> [INPUT RECORDS]:
== == ==
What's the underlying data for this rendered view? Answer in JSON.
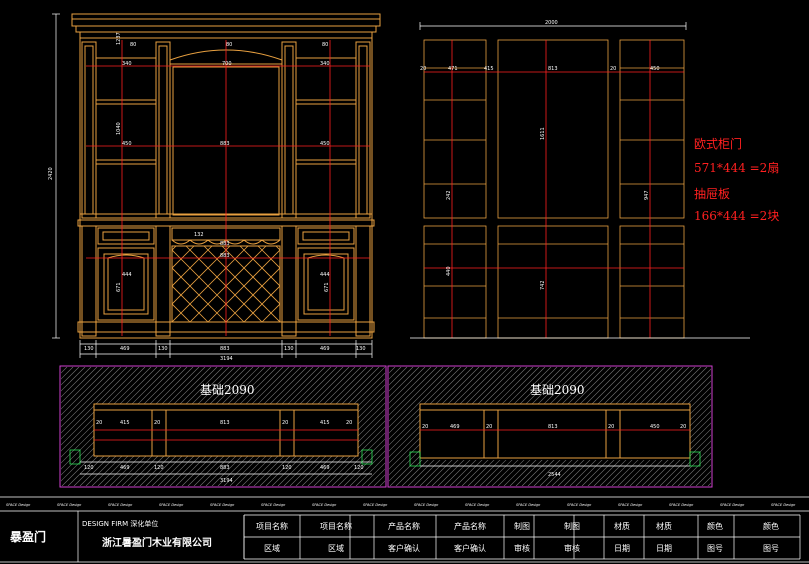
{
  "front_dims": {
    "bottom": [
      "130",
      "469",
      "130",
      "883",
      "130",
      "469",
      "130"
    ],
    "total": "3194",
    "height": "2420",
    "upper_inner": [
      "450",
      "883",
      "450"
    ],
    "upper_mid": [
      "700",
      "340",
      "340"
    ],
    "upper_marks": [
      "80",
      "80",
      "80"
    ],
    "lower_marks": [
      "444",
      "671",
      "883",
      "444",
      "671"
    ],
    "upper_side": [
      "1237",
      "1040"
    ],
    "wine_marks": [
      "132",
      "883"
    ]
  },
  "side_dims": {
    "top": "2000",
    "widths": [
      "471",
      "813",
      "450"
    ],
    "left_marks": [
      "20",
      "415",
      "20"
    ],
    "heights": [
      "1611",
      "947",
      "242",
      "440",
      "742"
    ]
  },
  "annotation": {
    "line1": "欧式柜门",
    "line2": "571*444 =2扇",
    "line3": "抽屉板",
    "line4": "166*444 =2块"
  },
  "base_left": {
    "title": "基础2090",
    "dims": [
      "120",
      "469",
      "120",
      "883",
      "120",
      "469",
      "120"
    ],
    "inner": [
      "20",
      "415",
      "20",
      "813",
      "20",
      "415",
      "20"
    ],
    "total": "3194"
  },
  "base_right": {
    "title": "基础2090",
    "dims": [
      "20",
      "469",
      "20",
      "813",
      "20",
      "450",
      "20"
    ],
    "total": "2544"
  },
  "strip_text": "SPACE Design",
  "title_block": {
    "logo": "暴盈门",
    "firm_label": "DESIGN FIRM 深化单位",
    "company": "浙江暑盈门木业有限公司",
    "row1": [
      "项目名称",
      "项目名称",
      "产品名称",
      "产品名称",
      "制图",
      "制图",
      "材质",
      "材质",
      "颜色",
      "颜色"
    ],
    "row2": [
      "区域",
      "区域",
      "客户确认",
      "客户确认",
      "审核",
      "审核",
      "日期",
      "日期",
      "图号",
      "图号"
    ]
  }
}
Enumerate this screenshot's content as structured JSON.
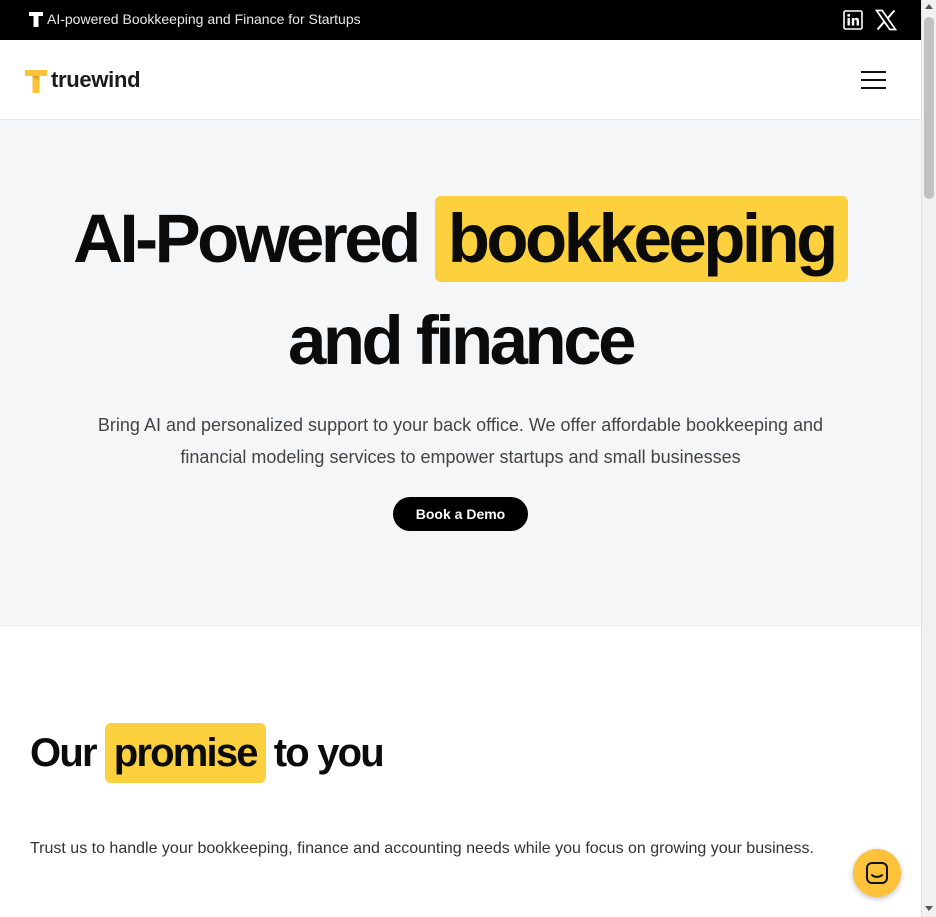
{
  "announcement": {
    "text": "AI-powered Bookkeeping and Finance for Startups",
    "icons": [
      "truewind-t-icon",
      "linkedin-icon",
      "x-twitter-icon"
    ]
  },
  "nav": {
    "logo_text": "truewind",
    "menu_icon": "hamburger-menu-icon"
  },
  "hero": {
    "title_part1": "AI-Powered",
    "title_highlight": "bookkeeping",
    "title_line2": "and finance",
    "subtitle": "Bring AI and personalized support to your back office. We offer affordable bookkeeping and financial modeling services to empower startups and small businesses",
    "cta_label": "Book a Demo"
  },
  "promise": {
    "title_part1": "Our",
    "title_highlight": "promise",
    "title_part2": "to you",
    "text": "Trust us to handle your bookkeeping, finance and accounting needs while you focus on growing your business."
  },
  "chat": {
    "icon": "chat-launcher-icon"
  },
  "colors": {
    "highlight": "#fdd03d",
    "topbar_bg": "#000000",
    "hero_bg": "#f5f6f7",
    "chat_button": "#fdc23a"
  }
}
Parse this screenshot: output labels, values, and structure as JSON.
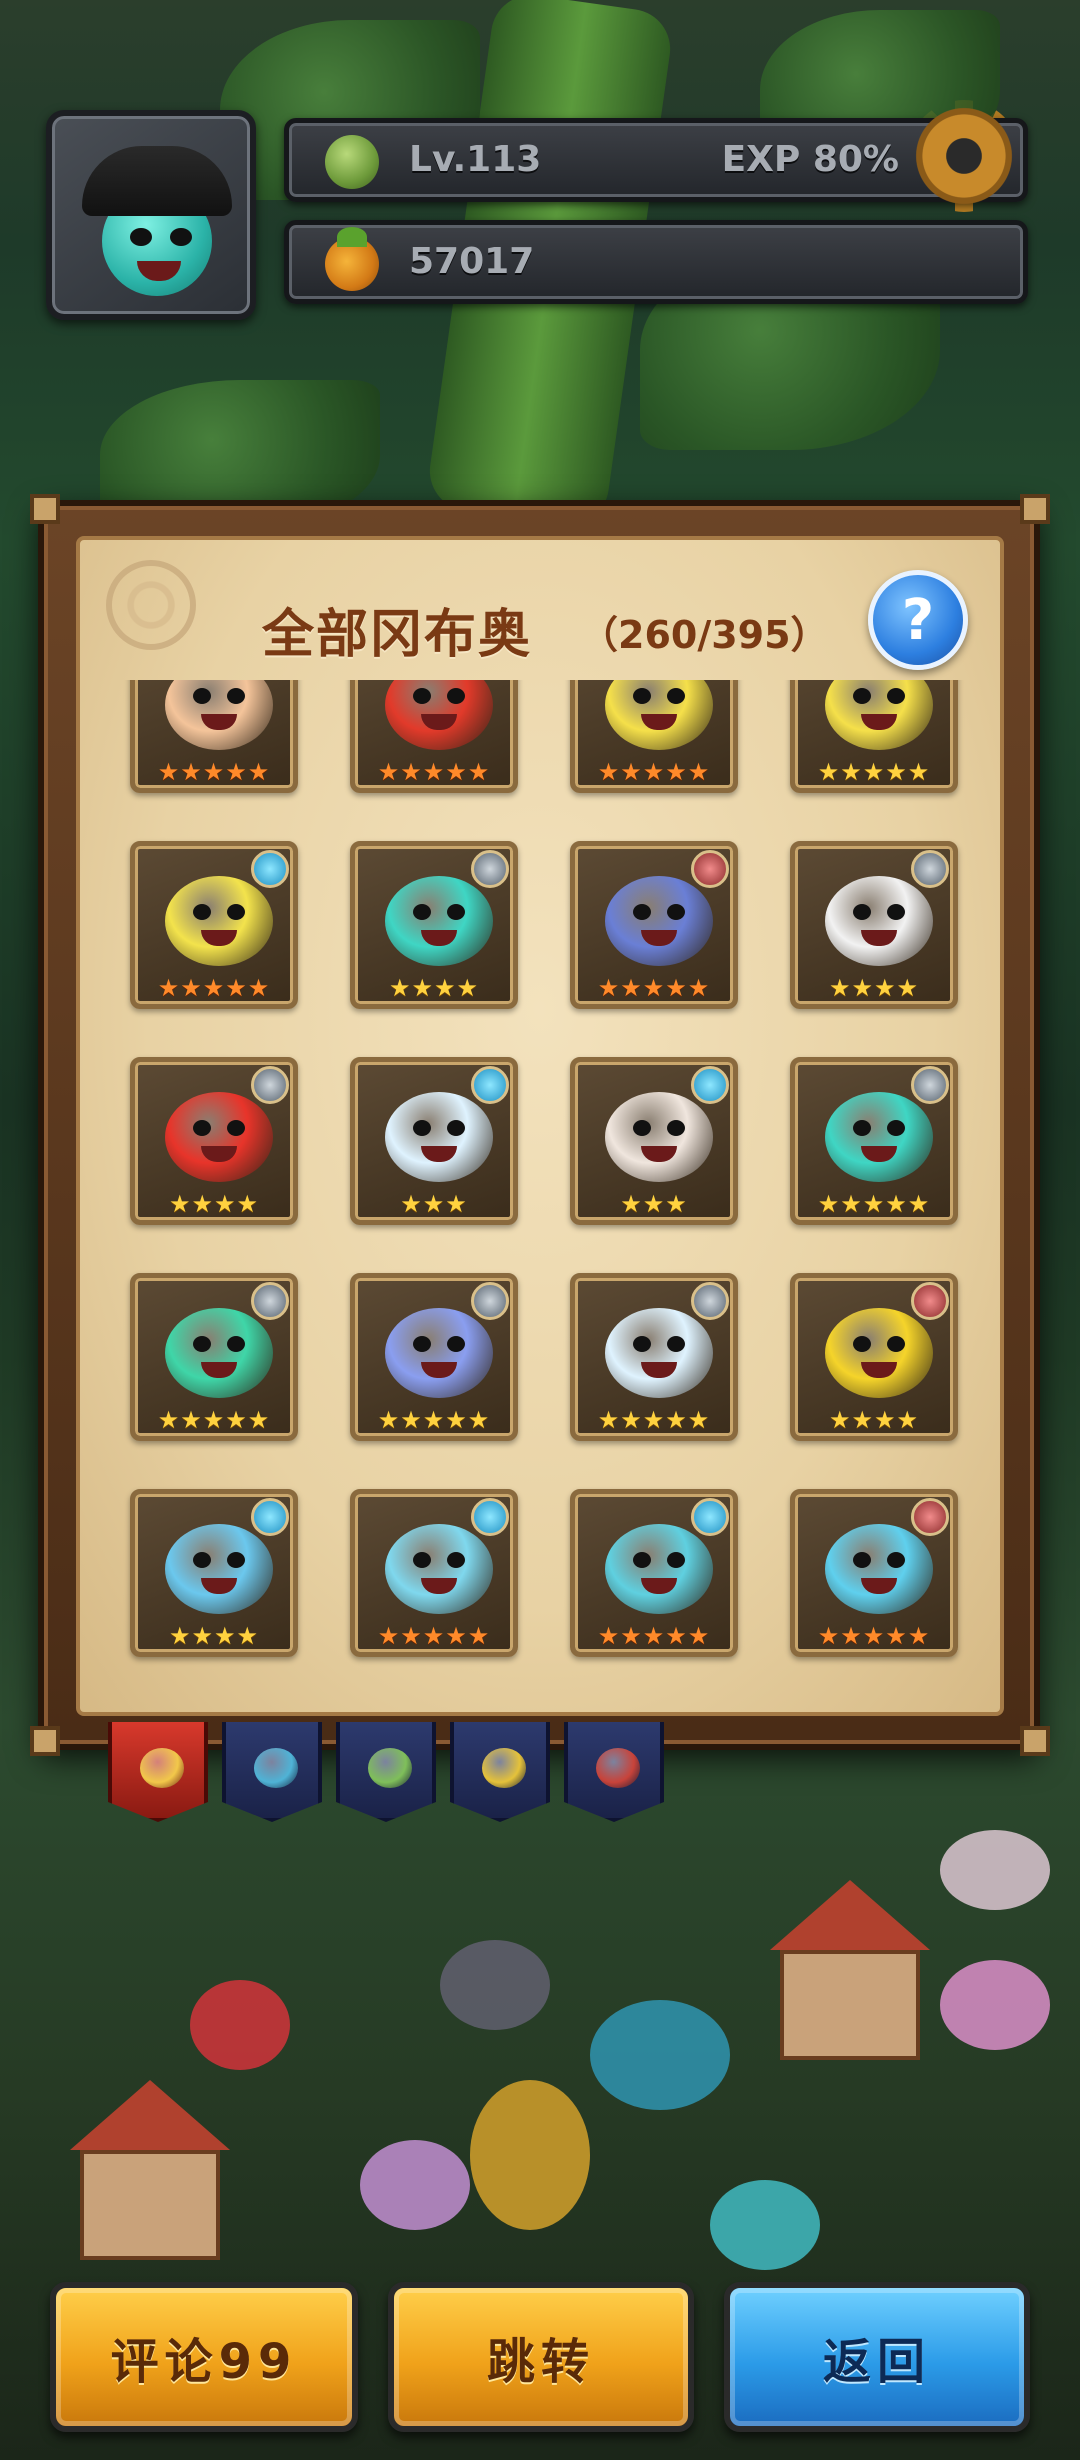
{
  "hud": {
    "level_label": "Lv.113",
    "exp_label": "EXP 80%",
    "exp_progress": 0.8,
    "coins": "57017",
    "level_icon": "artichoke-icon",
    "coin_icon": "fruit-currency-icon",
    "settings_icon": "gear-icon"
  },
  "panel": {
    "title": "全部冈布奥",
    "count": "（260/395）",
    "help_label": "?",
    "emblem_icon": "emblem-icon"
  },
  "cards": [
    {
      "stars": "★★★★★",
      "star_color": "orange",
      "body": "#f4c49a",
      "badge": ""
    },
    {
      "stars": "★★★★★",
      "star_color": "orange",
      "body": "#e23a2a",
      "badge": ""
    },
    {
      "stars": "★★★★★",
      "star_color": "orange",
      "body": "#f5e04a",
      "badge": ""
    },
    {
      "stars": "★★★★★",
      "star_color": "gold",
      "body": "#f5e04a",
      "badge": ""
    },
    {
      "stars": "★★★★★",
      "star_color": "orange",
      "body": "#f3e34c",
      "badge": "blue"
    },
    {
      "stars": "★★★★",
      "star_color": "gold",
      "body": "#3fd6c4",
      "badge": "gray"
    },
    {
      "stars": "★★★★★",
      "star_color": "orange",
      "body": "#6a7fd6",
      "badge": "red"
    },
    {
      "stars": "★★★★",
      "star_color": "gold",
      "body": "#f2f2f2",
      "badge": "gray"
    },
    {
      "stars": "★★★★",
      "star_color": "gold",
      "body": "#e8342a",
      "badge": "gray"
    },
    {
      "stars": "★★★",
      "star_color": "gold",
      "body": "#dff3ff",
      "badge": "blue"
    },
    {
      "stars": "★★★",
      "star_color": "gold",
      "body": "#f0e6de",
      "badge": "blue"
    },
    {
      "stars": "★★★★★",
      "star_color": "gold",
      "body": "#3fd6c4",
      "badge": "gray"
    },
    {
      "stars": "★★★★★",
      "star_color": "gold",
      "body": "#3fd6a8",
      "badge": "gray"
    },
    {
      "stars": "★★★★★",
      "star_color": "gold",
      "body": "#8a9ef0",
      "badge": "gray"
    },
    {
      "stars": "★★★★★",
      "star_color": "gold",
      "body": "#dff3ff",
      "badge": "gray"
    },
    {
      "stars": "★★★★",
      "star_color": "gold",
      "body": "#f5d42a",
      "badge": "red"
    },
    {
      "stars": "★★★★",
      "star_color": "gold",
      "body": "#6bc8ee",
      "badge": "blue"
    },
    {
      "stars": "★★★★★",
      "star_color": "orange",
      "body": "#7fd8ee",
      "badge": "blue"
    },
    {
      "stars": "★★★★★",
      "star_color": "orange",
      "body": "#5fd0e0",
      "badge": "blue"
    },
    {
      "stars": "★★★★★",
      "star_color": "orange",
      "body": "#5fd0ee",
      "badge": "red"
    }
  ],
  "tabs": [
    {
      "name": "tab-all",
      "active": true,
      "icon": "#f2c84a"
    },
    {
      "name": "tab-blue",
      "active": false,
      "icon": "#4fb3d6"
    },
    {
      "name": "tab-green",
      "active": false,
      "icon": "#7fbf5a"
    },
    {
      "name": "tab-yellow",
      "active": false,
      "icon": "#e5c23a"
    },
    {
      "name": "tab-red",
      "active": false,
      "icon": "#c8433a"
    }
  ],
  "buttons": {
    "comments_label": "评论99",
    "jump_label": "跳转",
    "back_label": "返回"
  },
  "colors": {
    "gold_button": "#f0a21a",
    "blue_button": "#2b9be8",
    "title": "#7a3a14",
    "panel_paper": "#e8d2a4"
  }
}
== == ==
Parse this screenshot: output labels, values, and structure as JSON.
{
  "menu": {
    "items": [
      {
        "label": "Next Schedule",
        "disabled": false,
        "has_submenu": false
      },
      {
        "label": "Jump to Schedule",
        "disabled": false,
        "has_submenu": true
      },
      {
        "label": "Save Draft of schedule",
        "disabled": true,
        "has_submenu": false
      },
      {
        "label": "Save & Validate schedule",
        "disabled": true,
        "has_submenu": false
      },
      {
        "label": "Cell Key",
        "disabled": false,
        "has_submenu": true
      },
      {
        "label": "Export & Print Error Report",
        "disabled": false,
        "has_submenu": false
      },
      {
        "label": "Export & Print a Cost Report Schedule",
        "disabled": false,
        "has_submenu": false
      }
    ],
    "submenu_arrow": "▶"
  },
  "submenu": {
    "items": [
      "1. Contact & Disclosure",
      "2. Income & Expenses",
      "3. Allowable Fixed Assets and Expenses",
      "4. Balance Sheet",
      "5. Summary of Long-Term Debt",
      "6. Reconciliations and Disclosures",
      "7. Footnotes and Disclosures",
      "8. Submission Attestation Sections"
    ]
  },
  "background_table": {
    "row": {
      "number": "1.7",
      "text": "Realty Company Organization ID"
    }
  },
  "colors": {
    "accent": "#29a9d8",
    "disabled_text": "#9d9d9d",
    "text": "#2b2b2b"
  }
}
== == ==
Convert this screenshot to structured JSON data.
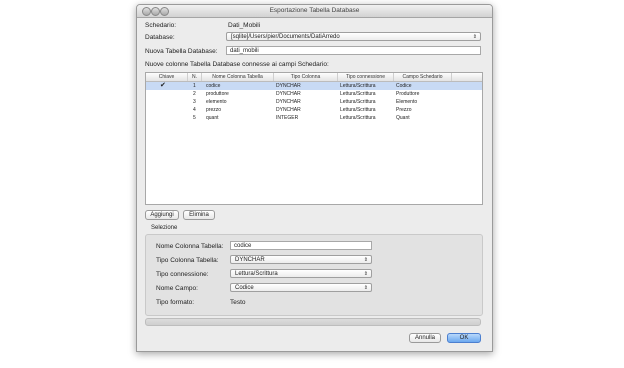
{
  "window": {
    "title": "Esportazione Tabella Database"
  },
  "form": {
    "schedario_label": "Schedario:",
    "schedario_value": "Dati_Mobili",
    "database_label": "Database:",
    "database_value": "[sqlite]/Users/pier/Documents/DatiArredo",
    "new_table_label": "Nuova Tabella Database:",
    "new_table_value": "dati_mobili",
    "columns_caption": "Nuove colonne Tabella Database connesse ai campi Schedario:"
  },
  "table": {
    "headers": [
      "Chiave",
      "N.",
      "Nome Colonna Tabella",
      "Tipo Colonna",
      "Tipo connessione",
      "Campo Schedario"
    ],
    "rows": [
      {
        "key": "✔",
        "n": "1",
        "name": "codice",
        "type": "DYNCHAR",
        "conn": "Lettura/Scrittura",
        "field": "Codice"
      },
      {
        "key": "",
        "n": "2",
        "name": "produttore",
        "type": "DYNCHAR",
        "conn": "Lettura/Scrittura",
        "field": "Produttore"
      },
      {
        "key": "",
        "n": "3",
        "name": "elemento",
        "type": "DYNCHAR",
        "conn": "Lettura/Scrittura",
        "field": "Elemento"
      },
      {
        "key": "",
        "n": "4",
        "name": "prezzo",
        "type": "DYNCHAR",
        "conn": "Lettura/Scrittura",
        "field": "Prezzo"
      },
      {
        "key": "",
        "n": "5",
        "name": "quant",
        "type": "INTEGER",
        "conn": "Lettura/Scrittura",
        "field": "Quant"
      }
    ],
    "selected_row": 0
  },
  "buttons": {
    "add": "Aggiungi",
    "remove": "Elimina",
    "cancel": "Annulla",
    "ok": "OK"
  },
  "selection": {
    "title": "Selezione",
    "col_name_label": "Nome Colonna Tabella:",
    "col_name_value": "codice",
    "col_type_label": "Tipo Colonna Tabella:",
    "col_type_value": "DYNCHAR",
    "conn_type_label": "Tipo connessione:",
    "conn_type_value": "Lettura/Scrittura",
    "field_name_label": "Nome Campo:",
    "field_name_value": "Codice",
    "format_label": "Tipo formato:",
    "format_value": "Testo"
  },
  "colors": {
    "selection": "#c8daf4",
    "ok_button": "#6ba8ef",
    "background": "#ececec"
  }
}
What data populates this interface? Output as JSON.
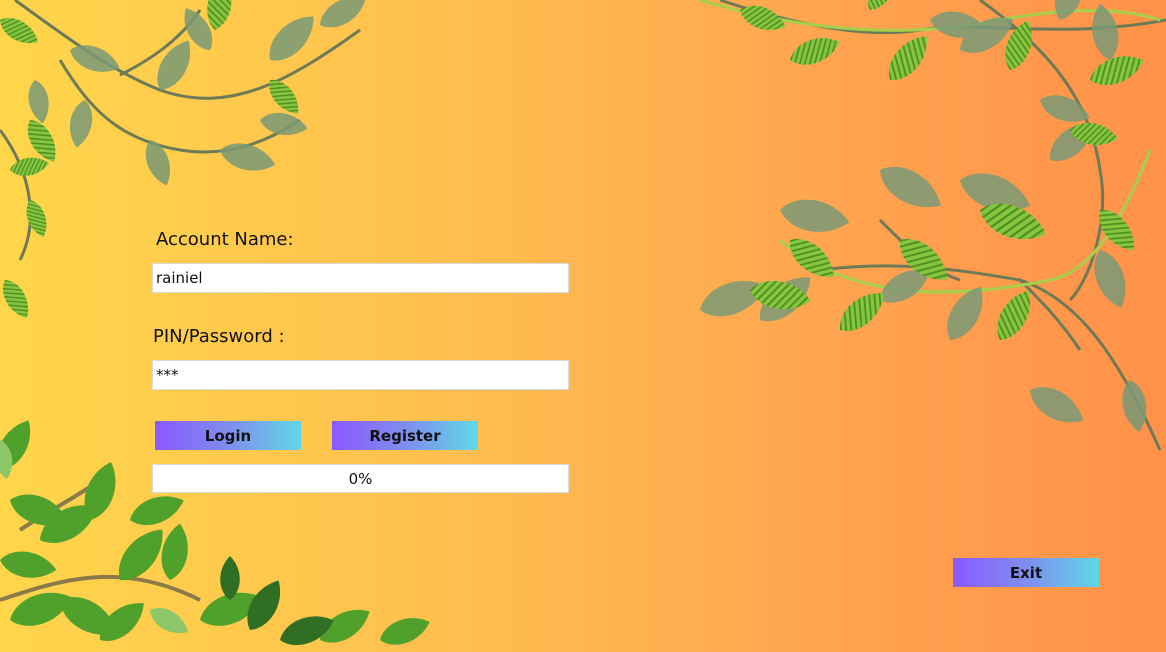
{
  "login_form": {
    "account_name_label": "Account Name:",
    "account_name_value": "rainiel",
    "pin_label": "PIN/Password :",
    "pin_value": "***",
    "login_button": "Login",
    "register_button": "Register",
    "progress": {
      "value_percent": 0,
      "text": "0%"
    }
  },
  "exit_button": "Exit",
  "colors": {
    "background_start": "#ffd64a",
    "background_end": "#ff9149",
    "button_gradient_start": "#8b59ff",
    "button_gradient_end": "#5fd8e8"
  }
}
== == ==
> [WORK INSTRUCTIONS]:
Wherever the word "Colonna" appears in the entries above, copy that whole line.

> [TASK RESPONSE]:
      "Nome Colonna Tabella",
      "Tipo Colonna",
    "col_name_label": "Nome Colonna Tabella:",
    "col_type_label": "Tipo Colonna Tabella:",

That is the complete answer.